== Work instructions ==
Find every line in the records that holds the string "title". Copy each one.

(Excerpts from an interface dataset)
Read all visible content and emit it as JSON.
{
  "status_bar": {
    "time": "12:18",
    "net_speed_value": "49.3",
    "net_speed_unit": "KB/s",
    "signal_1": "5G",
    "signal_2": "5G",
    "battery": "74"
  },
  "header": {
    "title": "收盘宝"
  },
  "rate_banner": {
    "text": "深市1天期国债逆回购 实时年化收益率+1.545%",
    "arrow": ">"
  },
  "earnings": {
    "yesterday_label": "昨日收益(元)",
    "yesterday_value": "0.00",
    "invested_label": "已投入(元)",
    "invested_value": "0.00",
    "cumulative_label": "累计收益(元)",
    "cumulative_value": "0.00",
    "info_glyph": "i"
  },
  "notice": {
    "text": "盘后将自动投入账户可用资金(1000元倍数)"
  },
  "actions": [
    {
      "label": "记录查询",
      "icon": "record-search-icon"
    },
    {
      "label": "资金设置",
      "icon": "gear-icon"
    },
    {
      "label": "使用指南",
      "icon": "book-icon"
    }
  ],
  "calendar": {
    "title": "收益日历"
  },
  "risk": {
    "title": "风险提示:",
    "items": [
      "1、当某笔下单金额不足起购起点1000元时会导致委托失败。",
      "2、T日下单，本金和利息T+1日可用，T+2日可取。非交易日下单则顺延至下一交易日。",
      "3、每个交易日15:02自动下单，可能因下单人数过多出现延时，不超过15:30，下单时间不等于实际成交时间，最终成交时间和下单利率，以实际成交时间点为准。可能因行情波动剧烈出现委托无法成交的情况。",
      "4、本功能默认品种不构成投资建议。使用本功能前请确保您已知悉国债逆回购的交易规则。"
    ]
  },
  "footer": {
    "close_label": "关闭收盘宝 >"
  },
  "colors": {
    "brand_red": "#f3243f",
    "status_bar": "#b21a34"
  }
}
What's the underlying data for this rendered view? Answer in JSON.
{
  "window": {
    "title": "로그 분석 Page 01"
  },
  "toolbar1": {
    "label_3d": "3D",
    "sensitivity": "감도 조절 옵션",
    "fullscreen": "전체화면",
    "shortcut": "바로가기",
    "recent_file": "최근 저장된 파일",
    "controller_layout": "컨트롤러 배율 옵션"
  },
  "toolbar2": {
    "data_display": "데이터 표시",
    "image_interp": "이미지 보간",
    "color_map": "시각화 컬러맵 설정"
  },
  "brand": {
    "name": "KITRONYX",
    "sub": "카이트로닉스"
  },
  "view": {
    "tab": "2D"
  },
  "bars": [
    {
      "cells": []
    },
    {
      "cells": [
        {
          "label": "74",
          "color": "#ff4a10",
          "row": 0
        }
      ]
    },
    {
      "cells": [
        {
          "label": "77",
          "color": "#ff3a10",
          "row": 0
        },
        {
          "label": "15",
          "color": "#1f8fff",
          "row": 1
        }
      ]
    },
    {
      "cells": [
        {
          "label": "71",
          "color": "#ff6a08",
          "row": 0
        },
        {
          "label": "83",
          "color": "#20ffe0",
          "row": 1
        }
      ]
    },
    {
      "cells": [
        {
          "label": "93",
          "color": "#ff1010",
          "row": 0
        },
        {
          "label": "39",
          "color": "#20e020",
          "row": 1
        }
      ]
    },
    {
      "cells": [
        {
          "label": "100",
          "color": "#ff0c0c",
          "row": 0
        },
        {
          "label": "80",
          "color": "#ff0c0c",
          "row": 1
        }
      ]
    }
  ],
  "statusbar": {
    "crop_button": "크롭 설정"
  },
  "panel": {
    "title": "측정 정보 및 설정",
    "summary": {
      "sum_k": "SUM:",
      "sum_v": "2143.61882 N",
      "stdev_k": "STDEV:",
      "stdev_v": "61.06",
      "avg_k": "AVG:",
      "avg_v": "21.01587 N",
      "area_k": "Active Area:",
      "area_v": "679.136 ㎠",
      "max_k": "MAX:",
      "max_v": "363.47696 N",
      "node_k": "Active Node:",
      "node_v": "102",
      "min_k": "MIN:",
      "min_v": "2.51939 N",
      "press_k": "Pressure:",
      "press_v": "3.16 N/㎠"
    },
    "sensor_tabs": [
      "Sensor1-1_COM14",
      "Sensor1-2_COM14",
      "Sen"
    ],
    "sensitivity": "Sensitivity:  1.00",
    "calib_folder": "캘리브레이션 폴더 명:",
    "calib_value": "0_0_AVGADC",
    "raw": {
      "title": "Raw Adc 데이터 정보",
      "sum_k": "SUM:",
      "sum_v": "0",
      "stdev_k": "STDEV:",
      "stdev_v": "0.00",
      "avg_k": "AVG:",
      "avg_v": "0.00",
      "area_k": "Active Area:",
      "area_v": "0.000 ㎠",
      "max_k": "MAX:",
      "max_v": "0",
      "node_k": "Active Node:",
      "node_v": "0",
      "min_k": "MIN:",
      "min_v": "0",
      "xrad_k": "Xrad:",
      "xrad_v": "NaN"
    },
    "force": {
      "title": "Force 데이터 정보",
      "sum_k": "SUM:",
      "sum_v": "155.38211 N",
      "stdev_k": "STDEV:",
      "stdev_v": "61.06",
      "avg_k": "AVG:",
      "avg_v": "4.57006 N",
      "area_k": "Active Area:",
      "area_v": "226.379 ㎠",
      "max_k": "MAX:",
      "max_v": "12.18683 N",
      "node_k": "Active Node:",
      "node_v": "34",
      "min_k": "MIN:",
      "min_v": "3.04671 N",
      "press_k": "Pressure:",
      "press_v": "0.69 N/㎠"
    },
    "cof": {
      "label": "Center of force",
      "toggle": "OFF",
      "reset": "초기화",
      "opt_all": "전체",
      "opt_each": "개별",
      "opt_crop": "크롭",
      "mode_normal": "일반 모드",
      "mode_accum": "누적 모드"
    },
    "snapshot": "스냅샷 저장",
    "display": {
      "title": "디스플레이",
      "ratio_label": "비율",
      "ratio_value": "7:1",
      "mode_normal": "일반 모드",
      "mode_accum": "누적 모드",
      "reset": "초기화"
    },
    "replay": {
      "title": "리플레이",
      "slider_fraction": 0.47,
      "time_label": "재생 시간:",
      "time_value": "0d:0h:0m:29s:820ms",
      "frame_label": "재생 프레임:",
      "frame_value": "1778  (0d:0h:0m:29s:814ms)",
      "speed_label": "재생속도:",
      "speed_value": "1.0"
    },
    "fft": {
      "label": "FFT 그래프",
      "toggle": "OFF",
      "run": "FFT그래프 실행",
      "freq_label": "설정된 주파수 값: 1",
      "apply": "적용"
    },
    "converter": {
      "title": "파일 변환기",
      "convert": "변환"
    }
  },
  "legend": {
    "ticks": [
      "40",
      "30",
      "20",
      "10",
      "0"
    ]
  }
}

== Answer below ==
    "title": "收盘宝"
    "title": "收益日历"
    "title": "风险提示:",
    "title": "로그 분석 Page 01"
    "title": "측정 정보 및 설정",
      "title": "Raw Adc 데이터 정보",
      "title": "Force 데이터 정보",
      "title": "디스플레이",
      "title": "리플레이",
      "title": "파일 변환기",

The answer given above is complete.